5. Know the Strengths and Weaknesses of your Team Members
As project manager, part of your role means discovering and appreciating the talents of your team members. Keep these strengths (and weaknesses) in mind when allocating tasks. Knowing your team members’ skill-set(s) is the backbone of a productive team. If you know you have an out-of-the-box thinker on your team, for example, you can ask him/her to pitch ideas in front of your project sponsor and/or stakeholders when the situation calls for implementing change.
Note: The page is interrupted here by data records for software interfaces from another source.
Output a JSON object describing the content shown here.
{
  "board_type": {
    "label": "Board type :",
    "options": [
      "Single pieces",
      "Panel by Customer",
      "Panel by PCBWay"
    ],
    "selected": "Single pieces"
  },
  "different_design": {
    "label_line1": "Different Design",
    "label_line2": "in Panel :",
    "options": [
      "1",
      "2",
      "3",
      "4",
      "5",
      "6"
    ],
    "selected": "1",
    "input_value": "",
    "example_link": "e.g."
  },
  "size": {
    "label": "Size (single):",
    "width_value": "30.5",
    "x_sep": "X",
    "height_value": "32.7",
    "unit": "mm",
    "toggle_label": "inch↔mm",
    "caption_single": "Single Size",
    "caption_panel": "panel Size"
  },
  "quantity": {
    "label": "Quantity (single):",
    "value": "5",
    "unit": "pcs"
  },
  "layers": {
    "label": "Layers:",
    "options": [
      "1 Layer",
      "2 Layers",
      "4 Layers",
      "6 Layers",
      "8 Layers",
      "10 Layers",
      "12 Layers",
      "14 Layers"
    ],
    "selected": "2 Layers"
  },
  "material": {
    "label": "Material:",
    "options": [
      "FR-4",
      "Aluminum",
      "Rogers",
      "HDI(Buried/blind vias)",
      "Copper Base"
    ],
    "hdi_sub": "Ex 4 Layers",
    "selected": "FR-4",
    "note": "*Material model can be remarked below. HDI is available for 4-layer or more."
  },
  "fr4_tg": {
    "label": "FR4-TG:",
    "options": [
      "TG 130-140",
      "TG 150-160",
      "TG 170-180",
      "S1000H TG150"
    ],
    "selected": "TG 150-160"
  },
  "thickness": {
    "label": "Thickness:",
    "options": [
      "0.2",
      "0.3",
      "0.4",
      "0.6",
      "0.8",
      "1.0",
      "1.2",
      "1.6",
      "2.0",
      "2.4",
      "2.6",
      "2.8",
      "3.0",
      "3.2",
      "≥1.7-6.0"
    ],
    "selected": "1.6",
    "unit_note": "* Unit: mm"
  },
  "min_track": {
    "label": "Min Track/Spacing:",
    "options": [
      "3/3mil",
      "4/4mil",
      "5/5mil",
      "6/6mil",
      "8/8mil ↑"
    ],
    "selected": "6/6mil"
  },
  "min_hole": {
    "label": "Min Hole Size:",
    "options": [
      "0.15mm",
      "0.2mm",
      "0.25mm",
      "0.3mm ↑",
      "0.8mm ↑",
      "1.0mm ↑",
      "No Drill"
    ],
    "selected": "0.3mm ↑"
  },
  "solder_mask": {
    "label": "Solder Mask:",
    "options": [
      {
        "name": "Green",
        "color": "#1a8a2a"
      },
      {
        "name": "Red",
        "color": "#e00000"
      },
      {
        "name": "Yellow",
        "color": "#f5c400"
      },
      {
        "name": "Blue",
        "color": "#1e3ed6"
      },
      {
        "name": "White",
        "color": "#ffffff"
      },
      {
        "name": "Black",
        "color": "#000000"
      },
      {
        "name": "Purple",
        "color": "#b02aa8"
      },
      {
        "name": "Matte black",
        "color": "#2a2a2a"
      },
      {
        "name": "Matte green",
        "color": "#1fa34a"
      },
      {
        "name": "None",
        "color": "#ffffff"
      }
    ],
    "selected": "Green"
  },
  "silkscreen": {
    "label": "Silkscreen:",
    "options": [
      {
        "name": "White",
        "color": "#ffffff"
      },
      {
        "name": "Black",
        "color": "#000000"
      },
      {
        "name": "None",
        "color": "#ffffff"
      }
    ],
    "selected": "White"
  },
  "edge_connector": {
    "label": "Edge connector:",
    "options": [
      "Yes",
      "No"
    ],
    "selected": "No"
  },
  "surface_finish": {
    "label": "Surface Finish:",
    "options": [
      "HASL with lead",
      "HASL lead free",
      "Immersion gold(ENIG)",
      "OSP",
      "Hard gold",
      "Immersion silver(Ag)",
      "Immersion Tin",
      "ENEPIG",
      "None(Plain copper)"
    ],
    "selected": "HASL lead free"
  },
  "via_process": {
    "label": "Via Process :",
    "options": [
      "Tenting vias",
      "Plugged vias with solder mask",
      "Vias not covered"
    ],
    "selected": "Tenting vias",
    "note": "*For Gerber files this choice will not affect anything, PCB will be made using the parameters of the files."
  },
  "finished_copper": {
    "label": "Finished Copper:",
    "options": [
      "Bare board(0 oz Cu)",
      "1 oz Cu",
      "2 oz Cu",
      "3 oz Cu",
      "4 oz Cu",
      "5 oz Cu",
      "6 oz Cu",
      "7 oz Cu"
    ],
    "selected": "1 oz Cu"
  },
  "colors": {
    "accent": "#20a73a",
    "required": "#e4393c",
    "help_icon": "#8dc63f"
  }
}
It’s your responsibility to help your team members feel ‘seen’ and appreciated for who they are. Acknowledging their talents and efforts helps them see they are making the best use of their expertise, talents, and know-how. In turn, they are more likely to feel motivated to be productive. You wouldn’t assign accounting tasks to your communications officer (in most cases!). So, knowing your team members’ strengths and what they can do—and enjoy doing—can go a long way for improving productivity.
6. Try Timeboxing
Timeboxing is a technique that involves scheduling a task and assigning a designated period of time to that task (for example, the 45 minutes between 10 and 10:45 am) and then focusing on that task (and nothing else!) during the allotted time. This is a fantastic tool to use for effectively planning out work across your workday. It’s something your standard fare to-do list won’t do.
Timeboxing provides a visual breakdown of what you plan to accomplish during a day (or week) and helps you prioritize tasks to meet deadlines. Workers are 20 percent more productive when information they need is displayed visually. So, putting your timebox plan on a shared calendar/schedule can go a long way in boosting team productivity. Other team members may be inspired to adopt the strategy. Timeboxing also serves as a record for what you’ve been working on.
7. Motivation through Open Communication
Working on a project can be stressful, hectic, and demanding, and a little motivation can go a long way in helping push through the tough parts. Individual and team motivation is one of the leading factors affecting project productivity. As project manager, you set the tone for the communication that takes place. Be open and clear about an open-door policy (even when working remotely!) and truly listen to your team members when they come to you with concerns and ideas. By communicating freely and frequently with your team, you will boost morale and productivity.
No matter the size of your team or the scope of your project, managing a project maintaining productivity is no easy feat. Using a good mix of open communication, motivation, and transparent scheduling can empower your team members to take ownership of their work and stay productive. Though there is not one clear-cut way to do things, the strategies and tactics you utilize as PM lay the foundation of a productive work environment.
Regardless of what approach you take, providing your team members with support, feedback, and encouragement can lead to a rise in productivity. What are your go-to’s for boosting efficiency and productivity on a project? I’d love to hear you share your experiences in the comments below.